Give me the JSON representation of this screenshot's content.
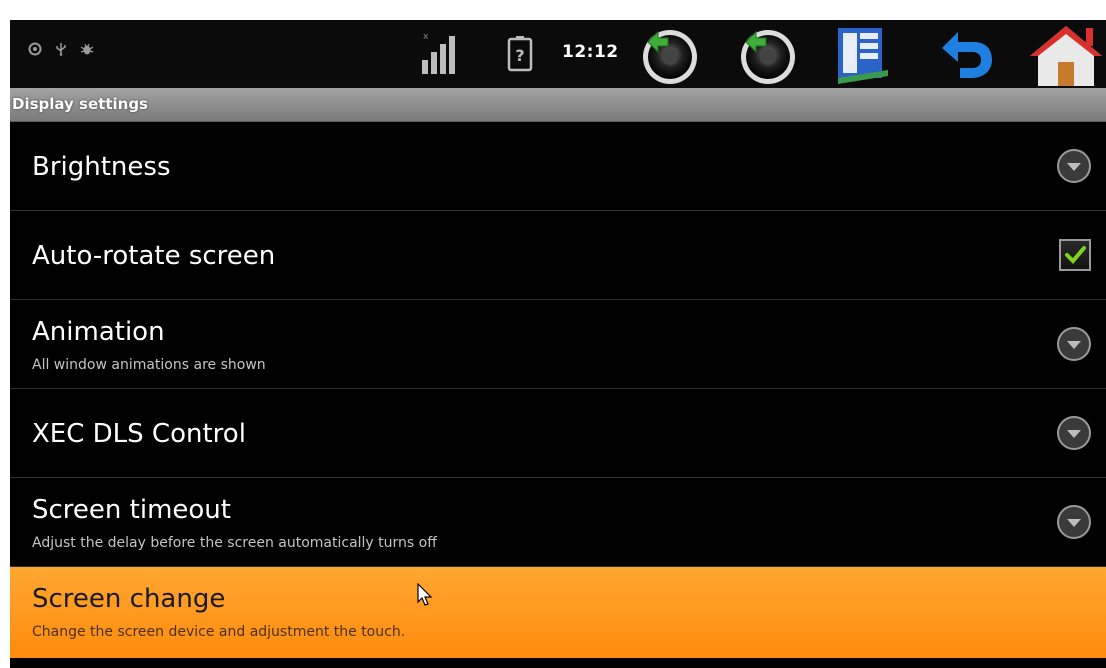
{
  "status_bar": {
    "time": "12:12",
    "icons": [
      "settings-icon",
      "usb-icon",
      "debug-bug-icon",
      "signal-icon",
      "battery-unknown-icon",
      "volume-down-icon",
      "volume-up-icon",
      "menu-icon",
      "back-icon",
      "home-icon"
    ]
  },
  "header": {
    "title": "Display settings"
  },
  "settings": {
    "items": [
      {
        "title": "Brightness",
        "summary": "",
        "widget": "dropdown"
      },
      {
        "title": "Auto-rotate screen",
        "summary": "",
        "widget": "checkbox",
        "checked": true
      },
      {
        "title": "Animation",
        "summary": "All window animations are shown",
        "widget": "dropdown"
      },
      {
        "title": "XEC DLS Control",
        "summary": "",
        "widget": "dropdown"
      },
      {
        "title": "Screen timeout",
        "summary": "Adjust the delay before the screen automatically turns off",
        "widget": "dropdown"
      },
      {
        "title": "Screen change",
        "summary": "Change the screen device and adjustment the touch.",
        "widget": "none",
        "selected": true
      }
    ]
  },
  "colors": {
    "selected_row": "#ff9a1f",
    "check_mark": "#7ed321",
    "background": "#000000",
    "title_bar": "#8c8c8c"
  }
}
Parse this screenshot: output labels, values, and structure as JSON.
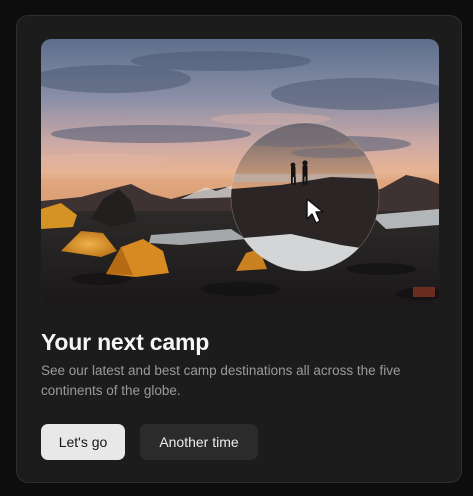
{
  "card": {
    "title": "Your next camp",
    "description": "See our latest and best camp destinations all across the five continents of the globe.",
    "primary_button": "Let's go",
    "secondary_button": "Another time"
  },
  "colors": {
    "page_background": "#0d0d0d",
    "card_background": "#1c1c1c",
    "primary_button_bg": "#e8e8e8",
    "secondary_button_bg": "#2b2b2b"
  },
  "icons": {
    "cursor": "cursor-arrow-icon"
  }
}
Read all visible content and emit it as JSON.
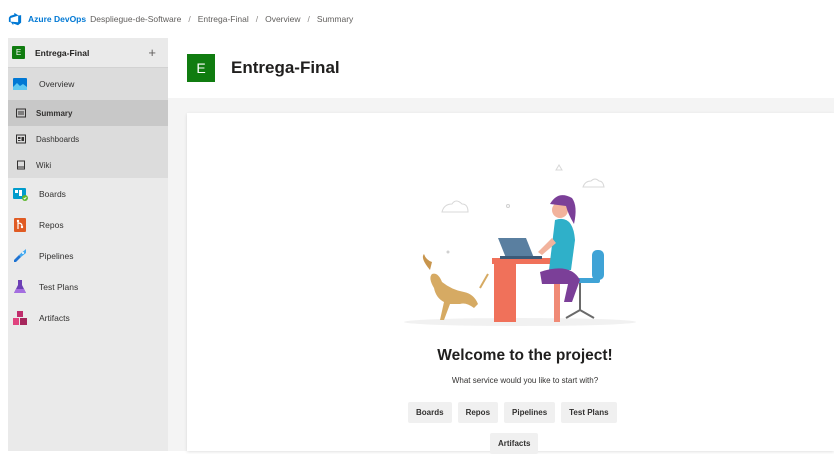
{
  "topbar": {
    "brand": "Azure DevOps",
    "breadcrumbs": [
      "Despliegue-de-Software",
      "Entrega-Final",
      "Overview",
      "Summary"
    ]
  },
  "sidebar": {
    "project_initial": "E",
    "project_name": "Entrega-Final",
    "add_symbol": "+",
    "overview_label": "Overview",
    "sub_items": [
      {
        "label": "Summary",
        "icon": "summary-icon",
        "active": true
      },
      {
        "label": "Dashboards",
        "icon": "dashboard-icon",
        "active": false
      },
      {
        "label": "Wiki",
        "icon": "wiki-icon",
        "active": false
      }
    ],
    "items": [
      {
        "label": "Boards",
        "icon": "boards-icon"
      },
      {
        "label": "Repos",
        "icon": "repos-icon"
      },
      {
        "label": "Pipelines",
        "icon": "pipelines-icon"
      },
      {
        "label": "Test Plans",
        "icon": "test-plans-icon"
      },
      {
        "label": "Artifacts",
        "icon": "artifacts-icon"
      }
    ]
  },
  "header": {
    "project_initial": "E",
    "title": "Entrega-Final"
  },
  "welcome": {
    "title": "Welcome to the project!",
    "question": "What service would you like to start with?",
    "services": [
      "Boards",
      "Repos",
      "Pipelines",
      "Test Plans",
      "Artifacts"
    ]
  },
  "colors": {
    "project_green": "#107c10",
    "brand_blue": "#0078d4"
  }
}
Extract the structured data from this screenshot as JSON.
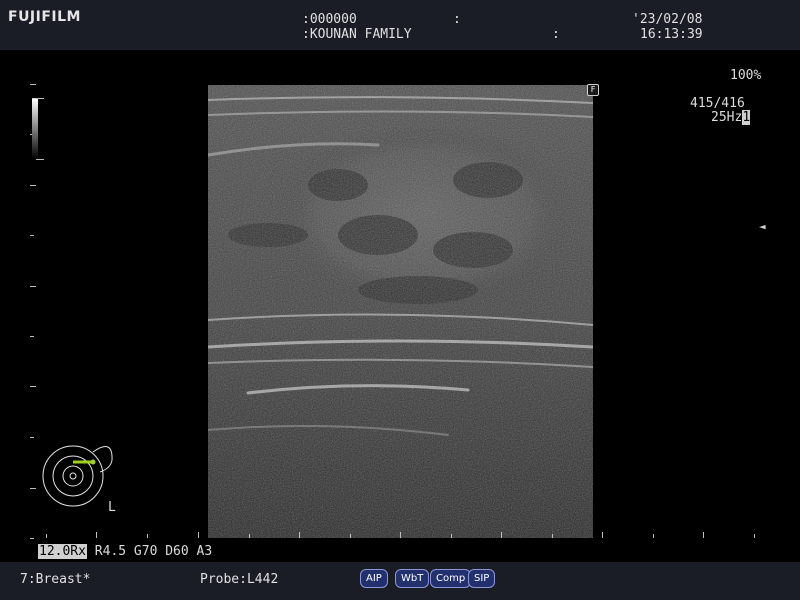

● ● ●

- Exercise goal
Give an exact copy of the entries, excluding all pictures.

- Output for this exercise
Give me the JSON representation of this screenshot's content.
{
  "status_bar": {
    "time": "12:12",
    "icons": [
      "settings-icon",
      "usb-icon",
      "debug-bug-icon",
      "signal-icon",
      "battery-unknown-icon",
      "volume-down-icon",
      "volume-up-icon",
      "menu-icon",
      "back-icon",
      "home-icon"
    ]
  },
  "header": {
    "title": "Display settings"
  },
  "settings": {
    "items": [
      {
        "title": "Brightness",
        "summary": "",
        "widget": "dropdown"
      },
      {
        "title": "Auto-rotate screen",
        "summary": "",
        "widget": "checkbox",
        "checked": true
      },
      {
        "title": "Animation",
        "summary": "All window animations are shown",
        "widget": "dropdown"
      },
      {
        "title": "XEC DLS Control",
        "summary": "",
        "widget": "dropdown"
      },
      {
        "title": "Screen timeout",
        "summary": "Adjust the delay before the screen automatically turns off",
        "widget": "dropdown"
      },
      {
        "title": "Screen change",
        "summary": "Change the screen device and adjustment the touch.",
        "widget": "none",
        "selected": true
      }
    ]
  },
  "colors": {
    "selected_row": "#ff9a1f",
    "check_mark": "#7ed321",
    "background": "#000000",
    "title_bar": "#8c8c8c"
  }
}
Parse this screenshot: output labels, values, and structure as JSON.
{
  "card": {
    "title": "Your next camp",
    "description": "See our latest and best camp destinations all across the five continents of the globe.",
    "primary_button": "Let's go",
    "secondary_button": "Another time"
  },
  "colors": {
    "page_background": "#0d0d0d",
    "card_background": "#1c1c1c",
    "primary_button_bg": "#e8e8e8",
    "secondary_button_bg": "#2b2b2b"
  },
  "icons": {
    "cursor": "cursor-arrow-icon"
  }
}
Read all visible content and emit it as JSON.
{
  "topbar": {
    "brand": "Azure DevOps",
    "breadcrumbs": [
      "Despliegue-de-Software",
      "Entrega-Final",
      "Overview",
      "Summary"
    ]
  },
  "sidebar": {
    "project_initial": "E",
    "project_name": "Entrega-Final",
    "add_symbol": "+",
    "overview_label": "Overview",
    "sub_items": [
      {
        "label": "Summary",
        "icon": "summary-icon",
        "active": true
      },
      {
        "label": "Dashboards",
        "icon": "dashboard-icon",
        "active": false
      },
      {
        "label": "Wiki",
        "icon": "wiki-icon",
        "active": false
      }
    ],
    "items": [
      {
        "label": "Boards",
        "icon": "boards-icon"
      },
      {
        "label": "Repos",
        "icon": "repos-icon"
      },
      {
        "label": "Pipelines",
        "icon": "pipelines-icon"
      },
      {
        "label": "Test Plans",
        "icon": "test-plans-icon"
      },
      {
        "label": "Artifacts",
        "icon": "artifacts-icon"
      }
    ]
  },
  "header": {
    "project_initial": "E",
    "title": "Entrega-Final"
  },
  "welcome": {
    "title": "Welcome to the project!",
    "question": "What service would you like to start with?",
    "services": [
      "Boards",
      "Repos",
      "Pipelines",
      "Test Plans",
      "Artifacts"
    ]
  },
  "colors": {
    "project_green": "#107c10",
    "brand_blue": "#0078d4"
  }
}
Extract the structured data from this screenshot as JSON.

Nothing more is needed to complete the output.